The Science of Ice Cream
This week in the Virtual Explorers Club membership we have been having fun exploring the science of ice cream. A great way to engage children in exploring states of matter, an important topic that helps us to understand the structure of different materials, whether they are solids, liquids or gases. I always find that edible science experiments engage our children so much more than just telling them about it!
This week we’ve been in our kitchens making butter and ice cream. Aside from a cross contamination incident, which resulted in the reaction “Yuk! It tastes yuk! It’s salty!” most of our explorers enjoyed the fruits of their (or more accurately their parent’s) labour. It’s a tiring business is making ice cream, involving lots of shaking as the cream/milk mixture changes state from liquid to solid.
So how do you do it? Let’s first start with a question, which ice cube will melt faster? One with salt or one without?
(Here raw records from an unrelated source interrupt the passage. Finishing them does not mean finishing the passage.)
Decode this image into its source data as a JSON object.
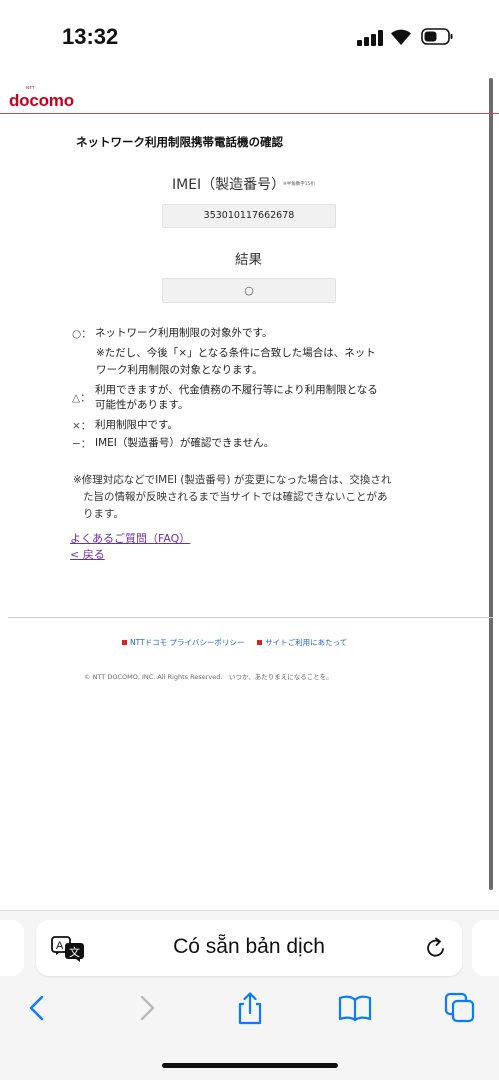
{
  "status_bar": {
    "time": "13:32"
  },
  "header": {
    "logo_small": "NTT",
    "logo": "docomo"
  },
  "page": {
    "title": "ネットワーク利用制限携帯電話機の確認",
    "imei_label": "IMEI（製造番号）",
    "imei_note": "※半角数字15桁",
    "imei_value": "353010117662678",
    "result_label": "結果",
    "result_value": "○"
  },
  "legend": [
    {
      "symbol": "○：",
      "lines": [
        "ネットワーク利用制限の対象外です。",
        "※ただし、今後「×」となる条件に合致した場合は、ネット",
        "ワーク利用制限の対象となります。"
      ]
    },
    {
      "symbol": "△：",
      "lines": [
        "利用できますが、代金債務の不履行等により利用制限となる",
        "可能性があります。"
      ]
    },
    {
      "symbol": "×：",
      "lines": [
        "利用制限中です。"
      ]
    },
    {
      "symbol": "−：",
      "lines": [
        "IMEI（製造番号）が確認できません。"
      ]
    }
  ],
  "note": {
    "lines": [
      "※修理対応などでIMEI (製造番号) が変更になった場合は、交換され",
      "た旨の情報が反映されるまで当サイトでは確認できないことがあ",
      "ります。"
    ]
  },
  "links": {
    "faq": "よくあるご質問（FAQ）",
    "back": "< 戻る"
  },
  "footer": {
    "privacy": "NTTドコモ プライバシーポリシー",
    "terms": "サイトご利用にあたって",
    "copyright": "© NTT DOCOMO, INC. All Rights Reserved.　いつか、あたりまえになることを。"
  },
  "browser": {
    "translation_banner": "Có sẵn bản dịch"
  },
  "colors": {
    "brand": "#c8001e",
    "link": "#6f2da8",
    "footer_link": "#1f63c4",
    "safari_blue": "#0a7aff"
  }
}
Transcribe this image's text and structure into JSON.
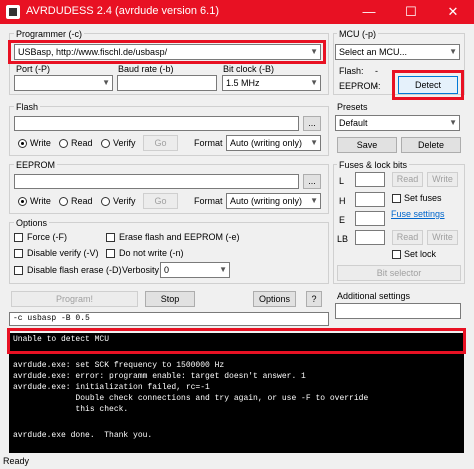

Let’s add some real life experience to see if that helps. When it’s icy, or it snows outside, what do we do to make the roads safe? If you live in a cold climate, you may have seen gritting trucks on the road or seen grit on the pavement in the winter. The grit is used to help keep us safe when the weather is cold enough for ice or snow. Grit or gritting salt lowers the temperature at which water freezes, so when we use salt any ice will melt even when the temperature is below the normal freezing point of water. When the freezing point is lowered, we call the process freezing-point depression.
So, which ice cube melted fastest?
You’re right, the one with the salt. Now we can use this knowledge to help us to make some ice cream;
You will need
- 1/4 cup milk
- 1/4 cup double cream
- 1 tablespoon sugar
- 1/4 teaspoon vanilla
- 3 cups ice
- 1/3 cup salt
- 1 large ziplock bag
- 1 small ziplock bag
- Put the ice and salt into the large bag (leave it)
- Mix the milk, cream, vanilla and sugar together in the small bag and seal it shut
- Place the smaller bag inside the larger bag and seal it
- Now shake both bags, while wearing gloves for 5- 10 minutes- check on the physical state of your ice cream mixture
What’s the science?
To make your homemade ice cream, your ingredients need to get cold enough to freeze .Adding salt to the ice lowers the temperature at which water freezes, you should notice the ice cubes melting as your ice cream ingredients start to freeze.
Shaking the bag transfers the heat from the warm cream into the cold ice-salt mixture which causes your cream to cool quickly and freeze. Your cream begins as a liquid but changes to a solid when it’s been cooled, as it warms up you’ll see it turn back to liquid because it melts. This is a reversible physical change- this means you can go back to where you started.